Segment Start: PROVIDED MATERIAL

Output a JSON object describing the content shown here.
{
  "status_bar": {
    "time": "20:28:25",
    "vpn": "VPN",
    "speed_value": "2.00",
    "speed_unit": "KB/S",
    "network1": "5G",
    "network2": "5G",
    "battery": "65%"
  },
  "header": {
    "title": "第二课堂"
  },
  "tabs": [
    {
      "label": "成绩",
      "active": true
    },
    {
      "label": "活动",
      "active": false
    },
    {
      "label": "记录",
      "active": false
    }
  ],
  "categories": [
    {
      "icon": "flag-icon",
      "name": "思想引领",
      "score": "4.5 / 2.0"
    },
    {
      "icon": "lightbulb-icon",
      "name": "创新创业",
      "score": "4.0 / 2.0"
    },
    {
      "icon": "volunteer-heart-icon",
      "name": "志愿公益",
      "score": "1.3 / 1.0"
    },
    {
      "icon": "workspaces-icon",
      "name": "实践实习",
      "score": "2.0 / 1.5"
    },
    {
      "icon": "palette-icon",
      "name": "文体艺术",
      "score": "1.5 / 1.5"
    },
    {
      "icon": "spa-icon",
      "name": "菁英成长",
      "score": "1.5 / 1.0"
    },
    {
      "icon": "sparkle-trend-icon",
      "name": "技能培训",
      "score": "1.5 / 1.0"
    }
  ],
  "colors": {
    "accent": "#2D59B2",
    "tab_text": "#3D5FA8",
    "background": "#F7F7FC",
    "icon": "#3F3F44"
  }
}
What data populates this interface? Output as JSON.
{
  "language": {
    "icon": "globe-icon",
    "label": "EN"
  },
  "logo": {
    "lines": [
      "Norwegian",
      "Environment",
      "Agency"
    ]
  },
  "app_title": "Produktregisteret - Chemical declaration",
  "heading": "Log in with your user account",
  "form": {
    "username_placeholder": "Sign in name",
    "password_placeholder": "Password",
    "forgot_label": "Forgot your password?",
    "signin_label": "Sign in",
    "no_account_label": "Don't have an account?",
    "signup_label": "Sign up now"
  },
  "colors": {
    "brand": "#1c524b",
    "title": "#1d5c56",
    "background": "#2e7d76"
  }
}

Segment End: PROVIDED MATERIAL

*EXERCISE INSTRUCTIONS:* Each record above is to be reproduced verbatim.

*RESULT:*
Output a JSON object describing the content shown here.
{
  "status_bar": {
    "time": "20:28:25",
    "vpn": "VPN",
    "speed_value": "2.00",
    "speed_unit": "KB/S",
    "network1": "5G",
    "network2": "5G",
    "battery": "65%"
  },
  "header": {
    "title": "第二课堂"
  },
  "tabs": [
    {
      "label": "成绩",
      "active": true
    },
    {
      "label": "活动",
      "active": false
    },
    {
      "label": "记录",
      "active": false
    }
  ],
  "categories": [
    {
      "icon": "flag-icon",
      "name": "思想引领",
      "score": "4.5 / 2.0"
    },
    {
      "icon": "lightbulb-icon",
      "name": "创新创业",
      "score": "4.0 / 2.0"
    },
    {
      "icon": "volunteer-heart-icon",
      "name": "志愿公益",
      "score": "1.3 / 1.0"
    },
    {
      "icon": "workspaces-icon",
      "name": "实践实习",
      "score": "2.0 / 1.5"
    },
    {
      "icon": "palette-icon",
      "name": "文体艺术",
      "score": "1.5 / 1.5"
    },
    {
      "icon": "spa-icon",
      "name": "菁英成长",
      "score": "1.5 / 1.0"
    },
    {
      "icon": "sparkle-trend-icon",
      "name": "技能培训",
      "score": "1.5 / 1.0"
    }
  ],
  "colors": {
    "accent": "#2D59B2",
    "tab_text": "#3D5FA8",
    "background": "#F7F7FC",
    "icon": "#3F3F44"
  }
}
What data populates this interface? Output as JSON.
{
  "language": {
    "icon": "globe-icon",
    "label": "EN"
  },
  "logo": {
    "lines": [
      "Norwegian",
      "Environment",
      "Agency"
    ]
  },
  "app_title": "Produktregisteret - Chemical declaration",
  "heading": "Log in with your user account",
  "form": {
    "username_placeholder": "Sign in name",
    "password_placeholder": "Password",
    "forgot_label": "Forgot your password?",
    "signin_label": "Sign in",
    "no_account_label": "Don't have an account?",
    "signup_label": "Sign up now"
  },
  "colors": {
    "brand": "#1c524b",
    "title": "#1d5c56",
    "background": "#2e7d76"
  }
}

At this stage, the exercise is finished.